ARE THERE ANY OTHER LESSER-KNOWN TIDBITS ABOUT MASTER OF PUPPETS THAT YOU'D CARE TO SHARE WITH US?
The back cover shot of me, where I'm giving a dirty look to the camera? That was because, I had just become a vegetarian back then, and we were at the Donnington Festival; someone threw a deviled ham sandwich from the audience, and it fucking smashed right on my brand new black Jackson Flying V. And I was so fucking pissed! [Laughs] I looked over to the side, and I saw my guitar tech laughing, and I saw [photographer] Ross Halfin laughing, and I just gave them a dirty look, and then Ross took the shot. And that's the shot that's on the back of Master of Puppets!
I'VE SEEN THAT PHOTO A MILLION TIMES, AND NEVER HAD ANY IDEA THAT A DEVILED HAM SANDWICH WAS PART OF THE EQUATION.
Yeah. I didn't even know they had deviled ham in Britain — I thought it was an American thing!
OVER THREE DECADES ON, HOW DOES THE ALBUM STAND UP FOR YOU?

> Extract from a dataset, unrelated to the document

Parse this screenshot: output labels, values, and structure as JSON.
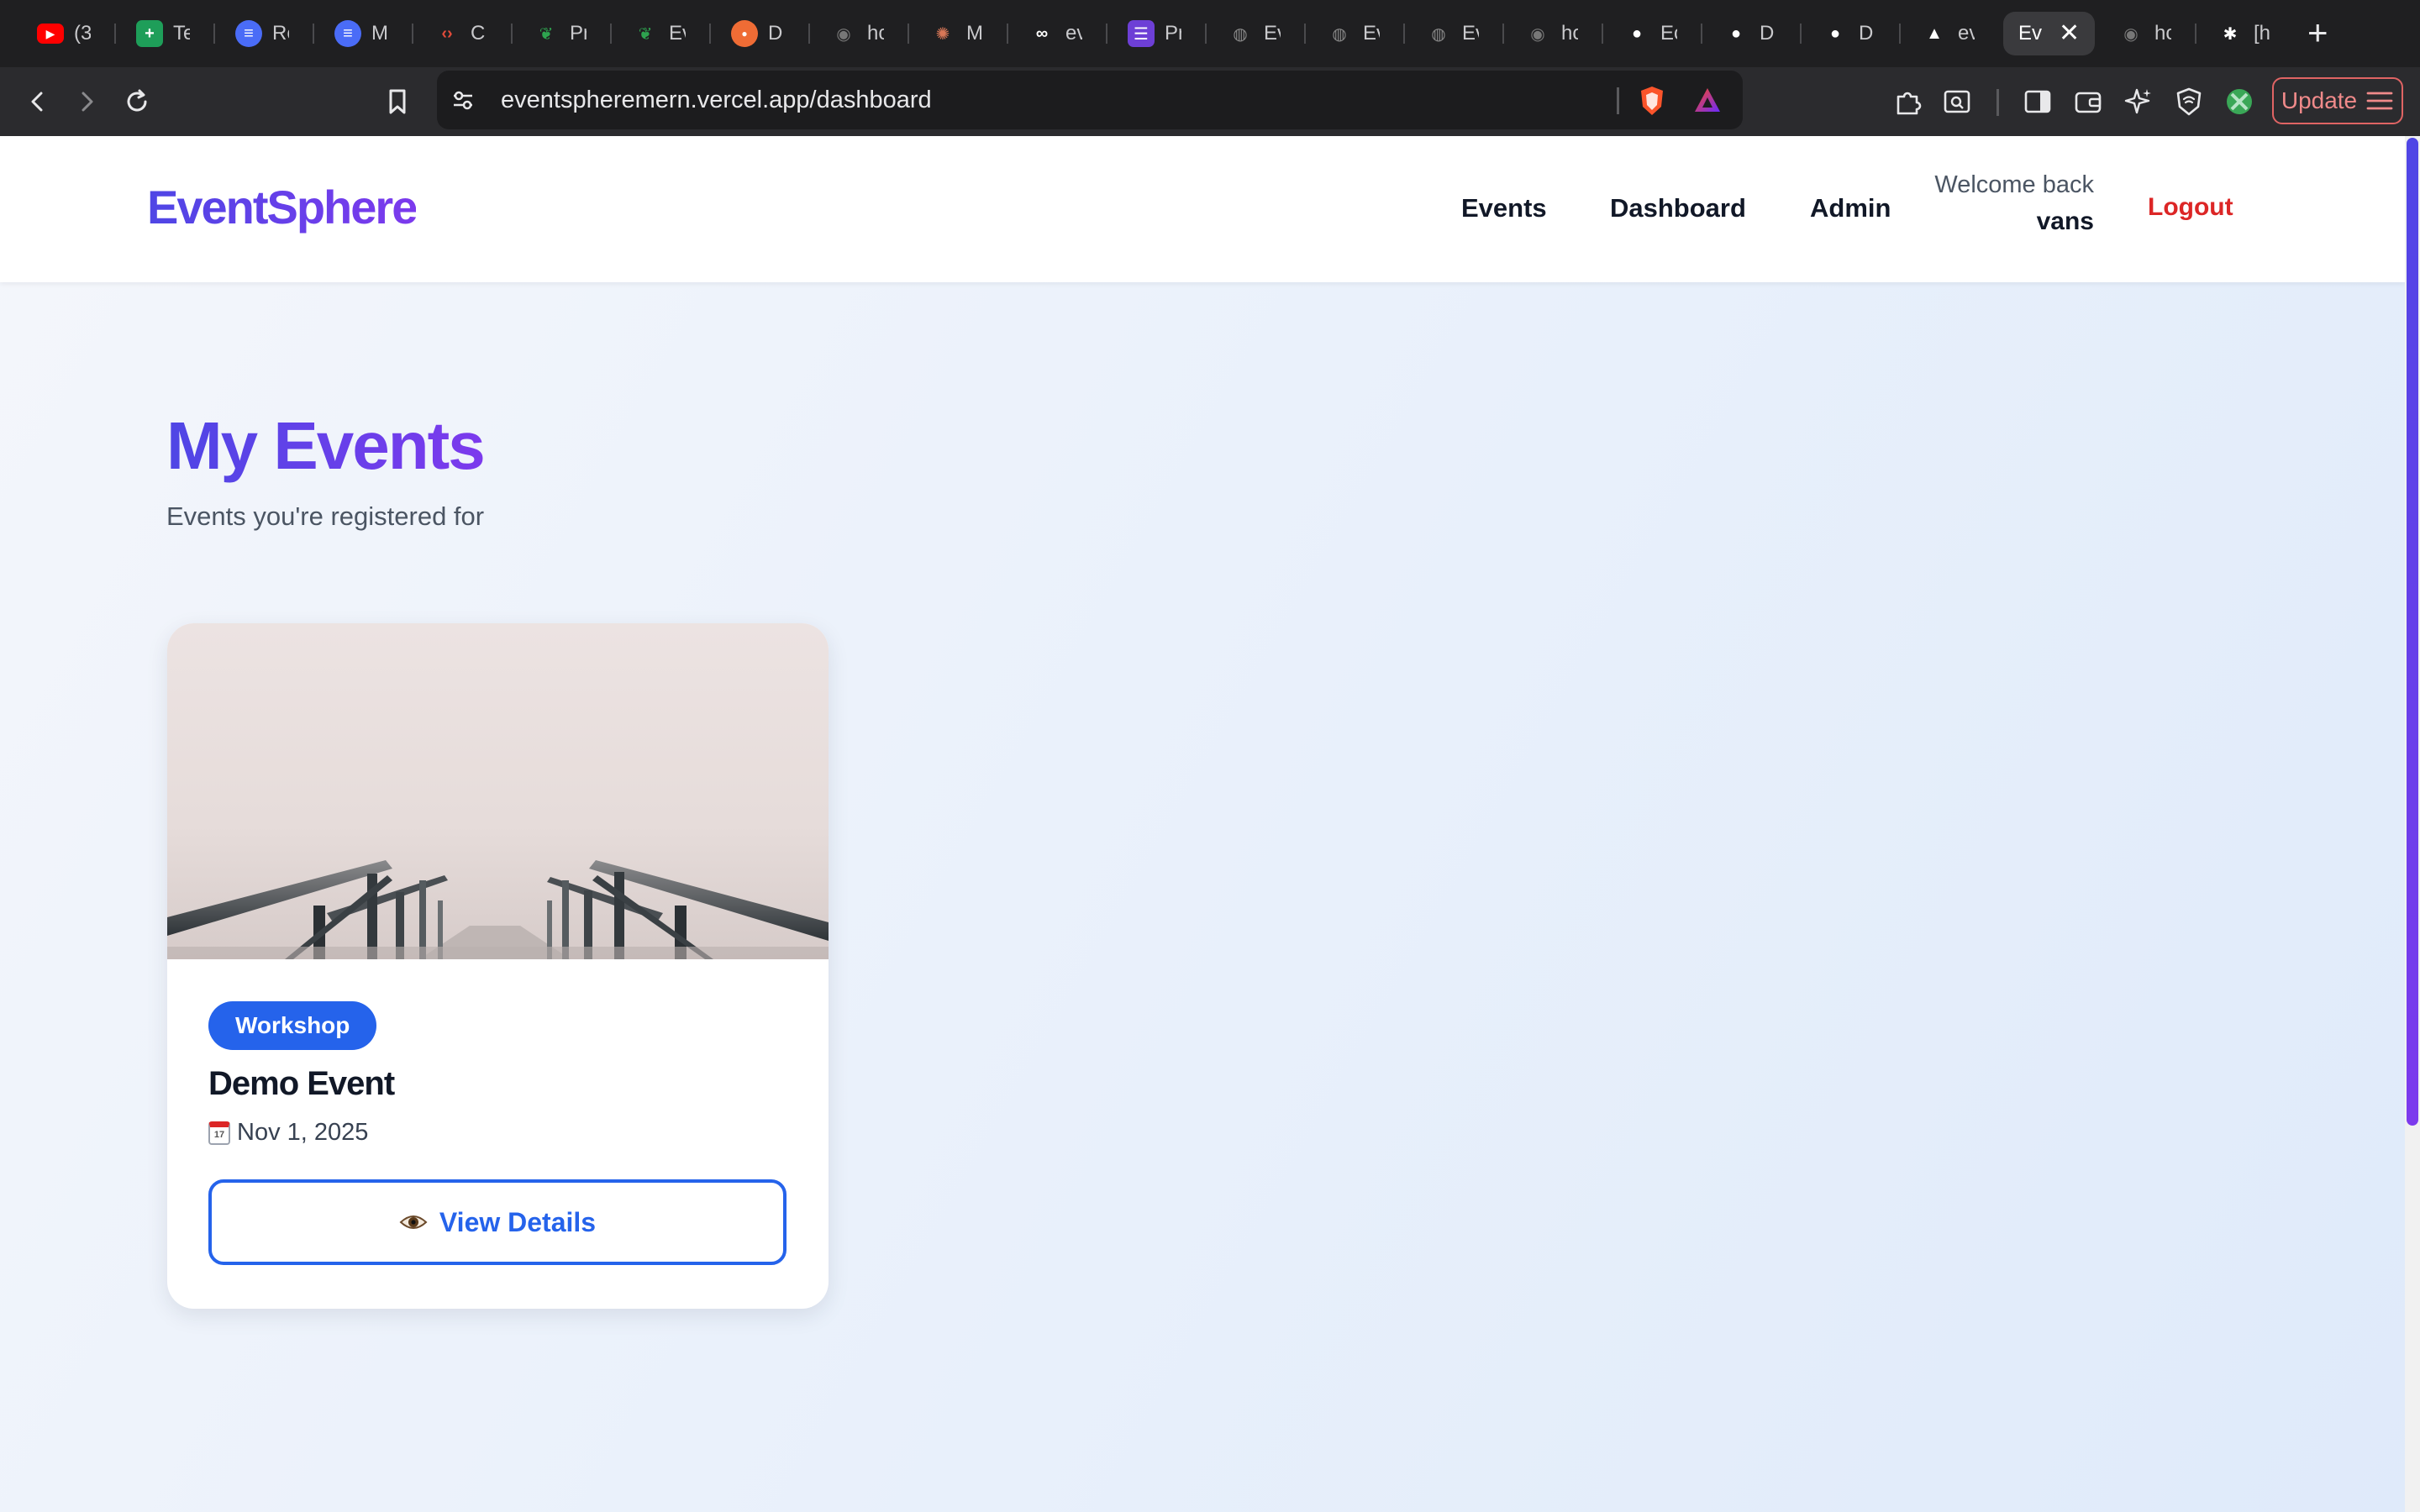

When this album came out, it had no real precedent; and now, thirty years later, there are a lot of albums out there that have a similar sound. But if we were to come out with this album now, it would sound current, it would sound contemporary, it would sound new. It would fit well in the contemporary music world, I think. It might not have the same impact, but people would still recognize it for what it is.